Would you please return every line from the listing that contains the word "заработать"?

### INFORMATION PROVIDED
★ ★ ★ ★

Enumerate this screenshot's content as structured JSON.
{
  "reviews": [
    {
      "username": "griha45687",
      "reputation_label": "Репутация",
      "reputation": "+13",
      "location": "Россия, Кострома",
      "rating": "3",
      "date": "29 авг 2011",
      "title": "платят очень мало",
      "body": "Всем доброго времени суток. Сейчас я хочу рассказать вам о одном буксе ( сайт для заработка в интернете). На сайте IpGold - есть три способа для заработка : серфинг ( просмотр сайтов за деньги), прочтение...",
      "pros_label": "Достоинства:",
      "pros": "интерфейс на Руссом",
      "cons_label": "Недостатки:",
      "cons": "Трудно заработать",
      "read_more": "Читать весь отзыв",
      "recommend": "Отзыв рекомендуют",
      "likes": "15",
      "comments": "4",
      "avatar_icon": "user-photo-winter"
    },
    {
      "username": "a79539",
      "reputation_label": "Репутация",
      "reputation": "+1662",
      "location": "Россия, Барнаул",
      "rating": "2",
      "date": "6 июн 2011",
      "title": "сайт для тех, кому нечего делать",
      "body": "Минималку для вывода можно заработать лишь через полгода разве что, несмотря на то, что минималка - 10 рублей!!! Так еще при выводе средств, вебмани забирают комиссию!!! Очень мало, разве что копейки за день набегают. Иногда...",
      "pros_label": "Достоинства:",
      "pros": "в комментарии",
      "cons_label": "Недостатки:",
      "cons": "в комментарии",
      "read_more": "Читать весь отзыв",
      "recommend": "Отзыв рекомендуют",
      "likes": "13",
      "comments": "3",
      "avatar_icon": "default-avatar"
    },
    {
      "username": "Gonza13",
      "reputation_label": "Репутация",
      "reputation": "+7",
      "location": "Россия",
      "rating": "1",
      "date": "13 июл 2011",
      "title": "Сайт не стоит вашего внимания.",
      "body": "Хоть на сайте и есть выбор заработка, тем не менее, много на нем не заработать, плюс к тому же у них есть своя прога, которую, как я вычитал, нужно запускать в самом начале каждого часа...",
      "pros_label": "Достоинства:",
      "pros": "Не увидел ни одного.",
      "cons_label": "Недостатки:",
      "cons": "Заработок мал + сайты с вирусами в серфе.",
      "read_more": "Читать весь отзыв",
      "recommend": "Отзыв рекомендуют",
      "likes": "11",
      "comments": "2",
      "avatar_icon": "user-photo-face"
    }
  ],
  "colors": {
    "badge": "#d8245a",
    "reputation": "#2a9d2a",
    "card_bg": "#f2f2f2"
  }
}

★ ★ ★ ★

### EXERCISE RESULT
      "cons": "Трудно заработать",
      "body": "Минималку для вывода можно заработать лишь через полгода разве что, несмотря на то, что минималка - 10 рублей!!! Так еще при выводе средств, вебмани забирают комиссию!!! Очень мало, разве что копейки за день набегают. Иногда...",
      "body": "Хоть на сайте и есть выбор заработка, тем не менее, много на нем не заработать, плюс к тому же у них есть своя прога, которую, как я вычитал, нужно запускать в самом начале каждого часа...",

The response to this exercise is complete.